  63. Spend up to 5% of Budget Support on Accountability

    UK0030, 2011, E-Government

  64. Include the OGP Eligibility Criteria to Determine Readiness for UK Budget Support

    UK0031, 2011, Aid

  65. Publish Aid Information from All ODA Government Departments

    UK0032, 2011, Aid

  66. Use a Single Domain for Government Services

    UK0033, 2011, E-Government

  67. Mandate ‘Channel Shift’

    UK0034, 2011, E-Government

  68. Go Online for All Consultations

    UK0035, 2011, E-Government

  69. Develop Practical Guidelines on Departmental Access to Internet and Social Media

    UK0036, 2011, Civic Space

  70. Open Data and Application Interfaces in Ways That Encourage Businesses

    UK0037, 2011, E-Government

  71. Create Cross-Government Standards on APIs

    UK0038, 2011,

  72. Establish Standardised Formats for User-Satisfaction Data

    UK0039, 2011, Records Management

  73. Provide Government Documents in Open Standard Format

    UK0040, 2011, E-Government

  74. Implement Crowd-Sourcing and Engagement Processes

    UK0041, 2011,

  75. New Power to Secure Release of Valuable Datasets

    UK0001, 2011,

  76. New, Higher Cost Cap for FOI

    UK0002, 2011, Right to Information

  77. Meaningful Disincentives

    UK0003, 2011,

  78. Maximum Time Limits

    UK0004, 2011, Right to Information

  79. Altered Procurement Rules

    UK0005, 2011,

  80. Mandating Phased Introduction of ‘Public by Default’

    UK0006, 2011, E-Government

  81. Formalising Public Data Principles

    UK0007, 2011, Records Management

  82. Having in Place an Open Data Compliance Monitoring Process

    UK0008, 2011, Records Management

  83. Making Clear the Minimum Citizens Can Expect on Publication and Quality of Data

    UK0009, 2011,

  84. Ensuring a Line of Continuous Improvement for Public Service Providers

    UK0010, 2011, Open Data

  85. Encourage Continuous Improvement

    UK0011, 2011, Records Management

  86. Setting Out How Citizens Can Challenge Where There Is Failure in the Process

    UK0012, 2011, Public Participation

  87. Establishing an Obligation to Consider and Act on User Feedback

    UK0013, 2011, Public Participation

  88. Making Clear That Licenses Must Cover Free, Commercial Re-Use

    UK0014, 2011,

  89. Merge Information Asset Registers…Into a Single Data Inventory

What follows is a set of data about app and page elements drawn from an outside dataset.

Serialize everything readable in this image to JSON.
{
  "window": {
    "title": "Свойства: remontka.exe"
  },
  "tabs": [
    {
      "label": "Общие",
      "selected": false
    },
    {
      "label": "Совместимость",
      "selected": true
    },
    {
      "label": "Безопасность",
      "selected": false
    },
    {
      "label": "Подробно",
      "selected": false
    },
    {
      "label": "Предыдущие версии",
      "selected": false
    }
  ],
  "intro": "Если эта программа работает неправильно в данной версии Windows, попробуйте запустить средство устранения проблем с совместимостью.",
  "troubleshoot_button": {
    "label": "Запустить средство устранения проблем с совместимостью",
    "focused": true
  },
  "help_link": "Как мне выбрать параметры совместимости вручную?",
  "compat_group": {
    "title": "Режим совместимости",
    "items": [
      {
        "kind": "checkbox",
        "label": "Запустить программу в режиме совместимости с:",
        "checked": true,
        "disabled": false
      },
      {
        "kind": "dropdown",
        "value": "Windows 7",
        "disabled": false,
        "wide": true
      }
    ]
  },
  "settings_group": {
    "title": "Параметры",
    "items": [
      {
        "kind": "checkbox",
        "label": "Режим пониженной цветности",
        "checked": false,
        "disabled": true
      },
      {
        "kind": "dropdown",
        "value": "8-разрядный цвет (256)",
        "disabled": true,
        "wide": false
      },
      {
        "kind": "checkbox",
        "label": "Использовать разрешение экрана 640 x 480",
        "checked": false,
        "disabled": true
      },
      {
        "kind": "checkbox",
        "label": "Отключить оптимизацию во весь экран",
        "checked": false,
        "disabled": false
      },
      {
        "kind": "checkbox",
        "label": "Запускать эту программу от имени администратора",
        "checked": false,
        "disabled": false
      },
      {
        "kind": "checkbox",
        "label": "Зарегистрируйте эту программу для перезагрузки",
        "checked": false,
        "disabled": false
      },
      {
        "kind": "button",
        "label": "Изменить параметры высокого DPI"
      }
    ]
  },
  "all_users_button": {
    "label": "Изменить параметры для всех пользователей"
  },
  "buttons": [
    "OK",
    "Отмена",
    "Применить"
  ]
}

    UK0015, 2011,

  90. Set Consistent Expectations of the Appropriate Quality of Meta-Data

    UK0016, 2011, Records Management

  91. For Data Co-Ordinated Across Government, Set Definitions

    UK0017, 2011, E-Government

  92. Introducing Corporate Responsibility at Transparency Board Level

    UK0018, 2011, Records Management

  93. Strengthening and Broadening the Public Sector Transparency Board

    UK0019, 2011, Anti-Corruption Institutions

  94. Bringing the Sector Transparency Board Model to Other Parts of Public Sector

    UK0020, 2011, Anti-Corruption Institutions

  95. Reviewing the Existing Governance and Regulatory Model

    UK0021, 2011, Records Management

  96. Establishing a Framework for Public Service Providers Data Inventories

    UK0022, 2011, Records Management

  97. Developing a Clear Methodology to Support Intelligent Inventories

    UK0023, 2011, Records Management